...J Street engages in the tactics its founders claim to eschew. This is why we have an aversion to the organization. We are less concerned with its official policies (regardless of how utterly ludicrous they are) and more disturbed by its members’ deliberate feigning of victimhood all while they harass those who disagree with its policy prescriptions. The notion that J Street alone possesses all the right answers and that dissenting naysayers are to be perceived as a threat to the Jewish people illustrates just how hot the air is that fills all of Ben-Ami’s sanctimonious talk about refraining from “calling us [J Street] names because one doesn’t agree with us.”
15 May '14..
On Tuesday, May 13, Jeremy Ben-Ami, president and co-founder of J Street, published an article in the Times of Israel discussing the positions his organization takes on major issues. According to Ben-Ami, many in the pro-Israel community have been deluded about J Street’s mission and so he decided to go about “setting the record straight” with his article.
The crux of the piece was a call to refrain from issuing baseless personal attacks against J Street and to instead engage in a more intelligent debate about the substance of the organization’s arguments. I agree with this approach. Unfortunately Ben-Ami’s article was dismally lacking in upholding the very standards he claimed to advocate. Instead it was replete with contradictions, half-truths, and snide remarks against those who disagree with J Street’s positions.
Ben-Ami began his piece by claiming that J Street is pro-Israel. To illustrate this point, he began by talking about his family history, of how he is the “descendant of four generations of Israelis,” and how his ancestors “are buried in Israel on the Mt. of Olives … .” But such an assertion is entirely irrelevant as to whether one is pro-Israel or not. One’s claim to be pro-Israel is not contingent upon where (s)he comes from but rather the principles (s)he espouses. My ancestors come from Africa and I consider myself to be as Zionist as the next pro-Israel advocate.
Ben-Ami further suggests that the pro-Israel community dislikes J Street because they believe that one must “agree with all the policies of the government of Israel.” But this is disingenuous. We in the pro-Israel community do not oppose J Street because it rebukes the Israeli government. One of the pillars of open and free debate is, of course, the practice of questioning policies to ensure they are steadfast and reasonable. The problem we have with J Street is that its leadership does not actually permit open and free debate.
Ben-Ami claims to see many of the Israeli government’s policies as “counter to Israeli interests,” and thus rebukes them. Fair enough. We in the pro-Israel community see many of J Street’s policies as counter to Israeli interests as well. Yet, when one rebukes them, one is bullied and personally attacked by Ben-Ami.
For example, many of us believe it is fundamentally contradictory (and downright duplicitous) to claim to oppose BDS and support Israel, while simultaneously giving a platform to those who support BDS and who call for the destruction of Israel. (Shocker, I know.) Yet, when we voice these concerns, Ben-Ami describes us as “conservative” or part of the “establishment,” as though such terms were “dirty” words or even remotely applicable to the topic at hand.
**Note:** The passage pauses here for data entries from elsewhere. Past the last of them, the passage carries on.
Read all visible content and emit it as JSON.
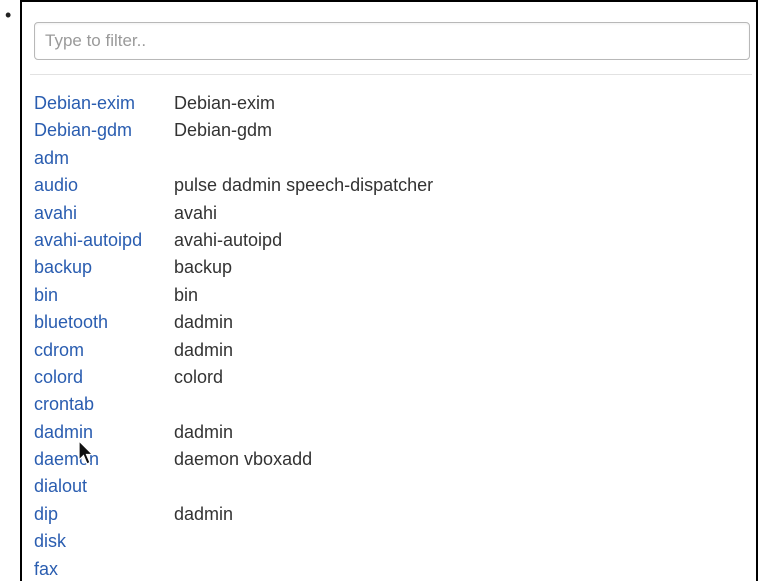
{
  "filter": {
    "placeholder": "Type to filter.."
  },
  "groups": [
    {
      "name": "Debian-exim",
      "members": "Debian-exim"
    },
    {
      "name": "Debian-gdm",
      "members": "Debian-gdm"
    },
    {
      "name": "adm",
      "members": ""
    },
    {
      "name": "audio",
      "members": "pulse dadmin speech-dispatcher"
    },
    {
      "name": "avahi",
      "members": "avahi"
    },
    {
      "name": "avahi-autoipd",
      "members": "avahi-autoipd"
    },
    {
      "name": "backup",
      "members": "backup"
    },
    {
      "name": "bin",
      "members": "bin"
    },
    {
      "name": "bluetooth",
      "members": "dadmin"
    },
    {
      "name": "cdrom",
      "members": "dadmin"
    },
    {
      "name": "colord",
      "members": "colord"
    },
    {
      "name": "crontab",
      "members": ""
    },
    {
      "name": "dadmin",
      "members": "dadmin"
    },
    {
      "name": "daemon",
      "members": "daemon vboxadd"
    },
    {
      "name": "dialout",
      "members": ""
    },
    {
      "name": "dip",
      "members": "dadmin"
    },
    {
      "name": "disk",
      "members": ""
    },
    {
      "name": "fax",
      "members": ""
    }
  ],
  "colors": {
    "link": "#2a5db0",
    "text": "#333333"
  }
}
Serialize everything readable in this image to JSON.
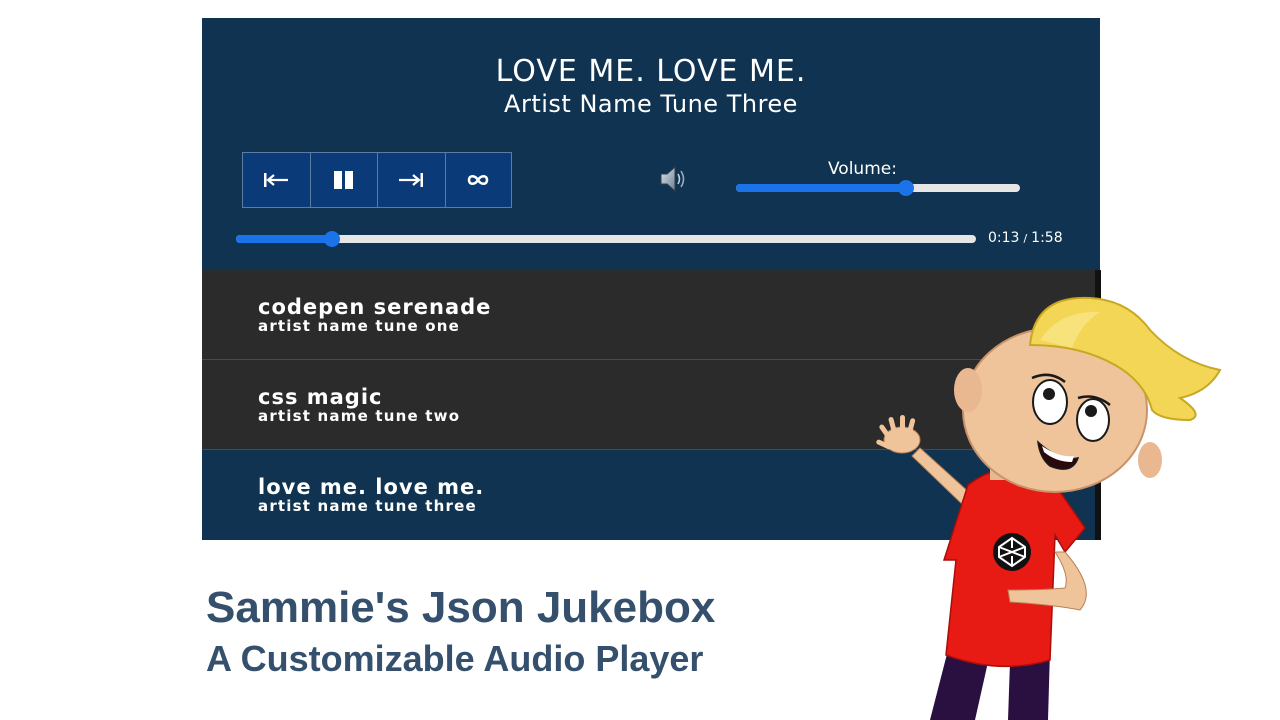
{
  "now_playing": {
    "title": "LOVE ME. LOVE ME.",
    "artist": "Artist Name Tune Three"
  },
  "controls": [
    {
      "name": "previous-button",
      "icon": "skip-previous-icon",
      "glyph": "⇤"
    },
    {
      "name": "pause-button",
      "icon": "pause-icon",
      "glyph": "❚❚"
    },
    {
      "name": "next-button",
      "icon": "skip-next-icon",
      "glyph": "⇥"
    },
    {
      "name": "loop-button",
      "icon": "loop-icon",
      "glyph": "∞"
    }
  ],
  "volume": {
    "label": "Volume:",
    "icon": "speaker-icon",
    "level_fraction": 0.6
  },
  "progress": {
    "current": "0:13",
    "separator": "/",
    "duration": "1:58",
    "fraction": 0.13
  },
  "playlist": [
    {
      "title": "codepen serenade",
      "artist": "artist name tune one",
      "active": false
    },
    {
      "title": "css magic",
      "artist": "artist name tune two",
      "active": false
    },
    {
      "title": "love me. love me.",
      "artist": "artist name tune three",
      "active": true
    }
  ],
  "caption": {
    "title": "Sammie's Json Jukebox",
    "subtitle": "A Customizable Audio Player"
  },
  "colors": {
    "panel": "#0f3350",
    "playlist_row": "#2b2b2b",
    "accent": "#1a73e8",
    "caption": "#34506c"
  }
}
He even suggests that those who disagree with him are not “sophisticated” enough to really “get it.”
So, not only are those who disagree with Ben-Ami ideologically inept, but he would have us believe they’re also stupid.
Another example of Ben-Ami’s wrath against those who disagree with him comes later in his article. He describes those who believe in the fundamental right to live in the heart and soul of the homeland of the Jewish people as engaging in “nationalist extremism” and suggests that they are a threat to Israel and the “soul of the Jewish people.” This is intellectual hypocrisy at its worst. There is perhaps no more effective way to silence debate then by describing your opponent as a monster while claiming that you’re the one being bullied because he disagrees with you.
But Ben-Ami’s shtick wears thin. In suggesting that those who challenge J Street’s positions are intellectually incompetent, he does not live up to the very standards he purports to promote. He does not debate the substance of arguments. Instead, he smears his opponents by calling them names so he won’t have to address the issues. Ben-Ami portrays those who object to his musings as evil people who must be censored and whose ideas must not be considered. He imagines that his own opinions are inherently superior and displays prejudicial intolerance for the views of others. This is fascism and it is unacceptable.
J Street engages in the tactics its founders claim to eschew. This is why we have an aversion to the organization. We are less concerned with its official policies (regardless of how utterly ludicrous they are) and more disturbed by its members’ deliberate feigning of victimhood all while they harass those who disagree with its policy prescriptions. The notion that J Street alone possesses all the right answers and that dissenting naysayers are to be perceived as a threat to the Jewish people illustrates just how hot the air is that fills all of Ben-Ami’s sanctimonious talk about refraining from “calling us [J Street] names because one doesn’t agree with us.”
We have a phrase for your scam, Mr. Ben-Ami. Pot. Kettle. Black.
Originally Published in the Times of Israel